### Task instructions
All records below are to be set down precisely as written, excluding pictures.

"""

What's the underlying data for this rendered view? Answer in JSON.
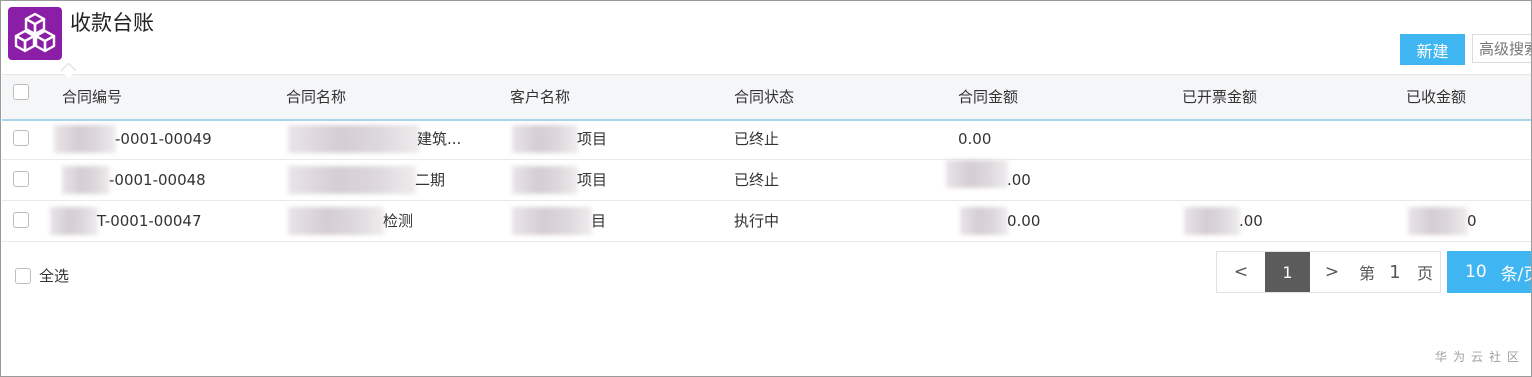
{
  "header": {
    "title": "收款台账",
    "new_button": "新建",
    "advanced_search": "高级搜索",
    "app_icon": "cubes-icon"
  },
  "table": {
    "columns": [
      "合同编号",
      "合同名称",
      "客户名称",
      "合同状态",
      "合同金额",
      "已开票金额",
      "已收金额"
    ],
    "rows": [
      {
        "code": "-0001-00049",
        "name": "建筑...",
        "customer": "项目",
        "status": "已终止",
        "amount": "0.00",
        "invoiced": "",
        "received": ""
      },
      {
        "code": "-0001-00048",
        "name": "二期",
        "customer": "项目",
        "status": "已终止",
        "amount": ".00",
        "invoiced": "",
        "received": ""
      },
      {
        "code": "T-0001-00047",
        "name": "检测",
        "customer": "目",
        "status": "执行中",
        "amount": "0.00",
        "invoiced": ".00",
        "received": "0"
      }
    ]
  },
  "footer": {
    "select_all": "全选",
    "pager": {
      "prev": "<",
      "current": "1",
      "next": ">",
      "page_prefix": "第",
      "page_value": "1",
      "page_suffix": "页",
      "page_size": "10",
      "page_size_unit": "条/页"
    }
  },
  "watermark": "华为云社区",
  "colors": {
    "accent": "#3fb5f2",
    "brand": "#8b1ea6",
    "current_page": "#5b5b5b"
  }
}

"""

### Result below
What's the underlying data for this rendered view? Answer in JSON.
{
  "header": {
    "title": "收款台账",
    "new_button": "新建",
    "advanced_search": "高级搜索",
    "app_icon": "cubes-icon"
  },
  "table": {
    "columns": [
      "合同编号",
      "合同名称",
      "客户名称",
      "合同状态",
      "合同金额",
      "已开票金额",
      "已收金额"
    ],
    "rows": [
      {
        "code": "-0001-00049",
        "name": "建筑...",
        "customer": "项目",
        "status": "已终止",
        "amount": "0.00",
        "invoiced": "",
        "received": ""
      },
      {
        "code": "-0001-00048",
        "name": "二期",
        "customer": "项目",
        "status": "已终止",
        "amount": ".00",
        "invoiced": "",
        "received": ""
      },
      {
        "code": "T-0001-00047",
        "name": "检测",
        "customer": "目",
        "status": "执行中",
        "amount": "0.00",
        "invoiced": ".00",
        "received": "0"
      }
    ]
  },
  "footer": {
    "select_all": "全选",
    "pager": {
      "prev": "<",
      "current": "1",
      "next": ">",
      "page_prefix": "第",
      "page_value": "1",
      "page_suffix": "页",
      "page_size": "10",
      "page_size_unit": "条/页"
    }
  },
  "watermark": "华为云社区",
  "colors": {
    "accent": "#3fb5f2",
    "brand": "#8b1ea6",
    "current_page": "#5b5b5b"
  }
}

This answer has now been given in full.